Budget 2016 - The Future of Schools
The question is no longer should we convert to academy status but when shall we convert?
In his recent budget speech, Chancellor George Osborne announced that all schools in England will become academies by 2020 or must have official plans to do so by 2022.
Mr Osborne pledged to “set schools free” from local bureaucracy so that under his timetable, schools will be required to become academies by 2020 or have an academy order in place committing them to change by 2022. Any schools that fail to do so would be forced to convert under new radical powers to be adopted by the government.
In a white paper launched on 17 March 2016, it was proposed that the vast majority of schools should work in multi-academy trusts (which are academy chains), allowing them to share resources, staff and expertise to continue driving up standards. Multi-academy trusts have different governance arrangements to single academy trusts as they are established to oversee and manage more than one academy.
The white paper also recommends the removal of the requirement “for academy trusts to reserve places for elected parents on governing boards”. Some critics have expressed concerns that the voice of parents are being silenced and that the policing of governors is effectively being diminished.
There is inevitably opposition to the Chancellor’s announcement. Much is uncertain and many questions are still unanswered. We are yet to see the detail as to how this will be implemented in reality and whether or not any changes will be made to the current process and procedures adopted for the conversion of schools. It is also unclear how funding will work and whether the existing funding which is available to schools converting will be affected in any way.
One thing is certain however - schools that have not yet converted should consider their position sooner rather than later - the earlier the decision is made to convert, the more likely it will be for a school to be able to form or join a multi-academy trust of choice.
Find out more about the announcement in the Budget 2016 regarding the requirement for all schools to convert to academies.
Academies: The facts
- The academy status which was originally introduced by the Labour government focussed on under-performing schools but since 2010, this has changed radically to include a wide range of schools.

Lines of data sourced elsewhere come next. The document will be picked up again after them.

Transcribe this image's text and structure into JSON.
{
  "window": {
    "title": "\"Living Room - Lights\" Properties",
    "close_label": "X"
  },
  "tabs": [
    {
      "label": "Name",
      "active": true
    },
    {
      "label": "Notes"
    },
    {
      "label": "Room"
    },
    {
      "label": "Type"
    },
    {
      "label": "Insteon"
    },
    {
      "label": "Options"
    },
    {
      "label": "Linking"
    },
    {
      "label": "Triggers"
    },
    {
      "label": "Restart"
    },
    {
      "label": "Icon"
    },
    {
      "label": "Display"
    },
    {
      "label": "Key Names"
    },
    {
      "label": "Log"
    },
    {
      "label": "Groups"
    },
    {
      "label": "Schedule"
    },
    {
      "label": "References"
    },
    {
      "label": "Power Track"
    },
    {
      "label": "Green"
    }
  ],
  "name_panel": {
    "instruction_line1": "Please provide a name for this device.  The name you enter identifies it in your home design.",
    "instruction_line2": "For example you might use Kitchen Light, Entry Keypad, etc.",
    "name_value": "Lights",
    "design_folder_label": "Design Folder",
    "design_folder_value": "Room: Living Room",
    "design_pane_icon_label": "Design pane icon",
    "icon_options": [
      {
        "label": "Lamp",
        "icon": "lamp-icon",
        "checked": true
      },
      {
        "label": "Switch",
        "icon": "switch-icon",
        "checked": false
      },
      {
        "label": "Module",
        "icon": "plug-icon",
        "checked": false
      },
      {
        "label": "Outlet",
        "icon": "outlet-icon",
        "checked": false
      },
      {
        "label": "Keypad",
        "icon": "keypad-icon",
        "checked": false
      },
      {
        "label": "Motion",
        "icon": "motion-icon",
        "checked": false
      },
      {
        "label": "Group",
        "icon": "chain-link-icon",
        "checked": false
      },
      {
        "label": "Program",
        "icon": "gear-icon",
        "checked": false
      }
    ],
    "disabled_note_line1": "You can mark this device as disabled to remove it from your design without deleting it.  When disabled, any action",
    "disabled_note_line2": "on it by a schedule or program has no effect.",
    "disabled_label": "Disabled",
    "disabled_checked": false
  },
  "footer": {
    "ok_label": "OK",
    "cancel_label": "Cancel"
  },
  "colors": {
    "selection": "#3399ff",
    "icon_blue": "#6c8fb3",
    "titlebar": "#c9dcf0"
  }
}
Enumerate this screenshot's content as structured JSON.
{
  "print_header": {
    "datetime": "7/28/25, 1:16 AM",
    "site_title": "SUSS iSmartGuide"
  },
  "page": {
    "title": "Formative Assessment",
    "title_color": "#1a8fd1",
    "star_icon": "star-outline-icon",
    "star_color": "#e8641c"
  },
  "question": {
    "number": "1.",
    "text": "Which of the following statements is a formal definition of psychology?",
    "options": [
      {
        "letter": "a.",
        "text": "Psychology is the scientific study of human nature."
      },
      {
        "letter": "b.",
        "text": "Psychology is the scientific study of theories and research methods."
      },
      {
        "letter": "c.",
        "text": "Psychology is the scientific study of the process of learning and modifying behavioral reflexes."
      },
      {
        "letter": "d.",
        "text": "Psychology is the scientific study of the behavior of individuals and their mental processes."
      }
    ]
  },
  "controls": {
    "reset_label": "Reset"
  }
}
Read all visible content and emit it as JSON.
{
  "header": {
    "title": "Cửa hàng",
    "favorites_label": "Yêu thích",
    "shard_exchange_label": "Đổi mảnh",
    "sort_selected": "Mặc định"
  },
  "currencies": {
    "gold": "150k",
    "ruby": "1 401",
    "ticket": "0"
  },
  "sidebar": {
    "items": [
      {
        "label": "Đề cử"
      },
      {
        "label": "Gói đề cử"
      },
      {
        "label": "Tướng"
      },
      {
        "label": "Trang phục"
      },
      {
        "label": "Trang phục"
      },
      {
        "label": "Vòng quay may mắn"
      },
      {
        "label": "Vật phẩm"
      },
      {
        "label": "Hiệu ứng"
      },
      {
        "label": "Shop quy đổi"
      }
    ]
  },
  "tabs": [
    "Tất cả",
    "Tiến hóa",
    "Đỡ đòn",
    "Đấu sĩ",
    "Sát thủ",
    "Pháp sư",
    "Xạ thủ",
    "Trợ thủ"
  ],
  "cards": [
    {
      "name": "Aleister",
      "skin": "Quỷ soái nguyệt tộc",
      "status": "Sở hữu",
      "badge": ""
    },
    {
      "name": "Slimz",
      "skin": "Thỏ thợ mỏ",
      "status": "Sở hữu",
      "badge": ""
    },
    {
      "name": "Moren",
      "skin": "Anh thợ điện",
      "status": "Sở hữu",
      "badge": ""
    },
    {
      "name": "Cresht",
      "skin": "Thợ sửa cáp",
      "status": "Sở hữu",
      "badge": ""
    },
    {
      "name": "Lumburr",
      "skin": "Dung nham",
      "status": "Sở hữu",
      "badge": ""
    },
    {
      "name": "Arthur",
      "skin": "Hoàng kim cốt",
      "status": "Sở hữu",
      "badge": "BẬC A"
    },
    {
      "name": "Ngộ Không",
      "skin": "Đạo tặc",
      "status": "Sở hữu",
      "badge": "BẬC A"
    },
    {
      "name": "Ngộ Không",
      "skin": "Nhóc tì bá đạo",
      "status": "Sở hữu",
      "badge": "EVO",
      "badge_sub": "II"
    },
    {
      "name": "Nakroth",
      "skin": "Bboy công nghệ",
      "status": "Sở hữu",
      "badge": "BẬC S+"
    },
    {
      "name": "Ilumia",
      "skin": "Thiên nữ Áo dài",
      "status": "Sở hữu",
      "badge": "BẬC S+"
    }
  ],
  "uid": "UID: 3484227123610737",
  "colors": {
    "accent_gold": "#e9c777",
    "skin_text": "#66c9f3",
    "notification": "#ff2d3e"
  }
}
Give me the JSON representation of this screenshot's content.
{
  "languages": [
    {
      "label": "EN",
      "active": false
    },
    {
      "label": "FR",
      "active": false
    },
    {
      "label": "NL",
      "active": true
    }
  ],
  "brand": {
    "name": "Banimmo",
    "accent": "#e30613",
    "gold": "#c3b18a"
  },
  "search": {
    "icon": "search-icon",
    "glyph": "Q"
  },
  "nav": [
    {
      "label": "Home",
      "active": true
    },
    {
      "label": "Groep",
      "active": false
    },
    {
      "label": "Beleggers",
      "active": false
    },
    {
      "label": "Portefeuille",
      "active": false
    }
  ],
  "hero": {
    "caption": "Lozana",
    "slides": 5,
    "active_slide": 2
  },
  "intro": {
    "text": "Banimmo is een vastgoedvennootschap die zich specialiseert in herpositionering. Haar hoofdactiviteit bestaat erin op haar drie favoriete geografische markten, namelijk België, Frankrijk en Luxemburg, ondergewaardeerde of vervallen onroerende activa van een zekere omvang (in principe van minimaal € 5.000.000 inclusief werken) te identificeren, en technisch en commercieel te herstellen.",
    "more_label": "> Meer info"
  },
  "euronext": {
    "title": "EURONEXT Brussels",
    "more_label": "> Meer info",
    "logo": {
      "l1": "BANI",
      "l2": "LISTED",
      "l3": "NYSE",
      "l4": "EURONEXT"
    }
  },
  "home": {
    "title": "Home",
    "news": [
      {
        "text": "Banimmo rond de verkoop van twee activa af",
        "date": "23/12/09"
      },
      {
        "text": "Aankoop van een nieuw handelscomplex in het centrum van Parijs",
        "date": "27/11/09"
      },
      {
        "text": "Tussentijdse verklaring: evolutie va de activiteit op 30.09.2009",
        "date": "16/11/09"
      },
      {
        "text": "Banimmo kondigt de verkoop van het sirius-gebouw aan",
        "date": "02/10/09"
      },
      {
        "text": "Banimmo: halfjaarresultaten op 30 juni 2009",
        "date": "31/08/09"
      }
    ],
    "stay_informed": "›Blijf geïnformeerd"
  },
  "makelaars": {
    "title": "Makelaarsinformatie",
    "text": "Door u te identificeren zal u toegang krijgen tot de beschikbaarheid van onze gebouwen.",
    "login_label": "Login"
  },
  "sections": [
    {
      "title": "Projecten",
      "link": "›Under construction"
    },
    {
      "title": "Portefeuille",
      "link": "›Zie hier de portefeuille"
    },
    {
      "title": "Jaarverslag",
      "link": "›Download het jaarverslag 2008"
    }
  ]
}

- Academies are independent and funded directly from the state, rather than through a local authority. These plans will shift accountability for the quality of schools from locally elected councils to eight Regional Schools Commissioners in England.
- The day-to-day running of an academy school is with the headteacher, but they are overseen by individual charitable bodies called academy trusts. The trustees of the trust are responsible for management, administration and holding the headteacher to account.
- Currently, 2,075 out of 3,381 secondary schools are academies, while only 2,440 of 16,766 primary schools have academy status.
- Although the government argues academies drive up standards in education, there is mixed evidence as to whether or not this is the case.
- The announcement by the Chancellor does not apply to Scotland, Wales and Northern Ireland, where education is a devolved matter.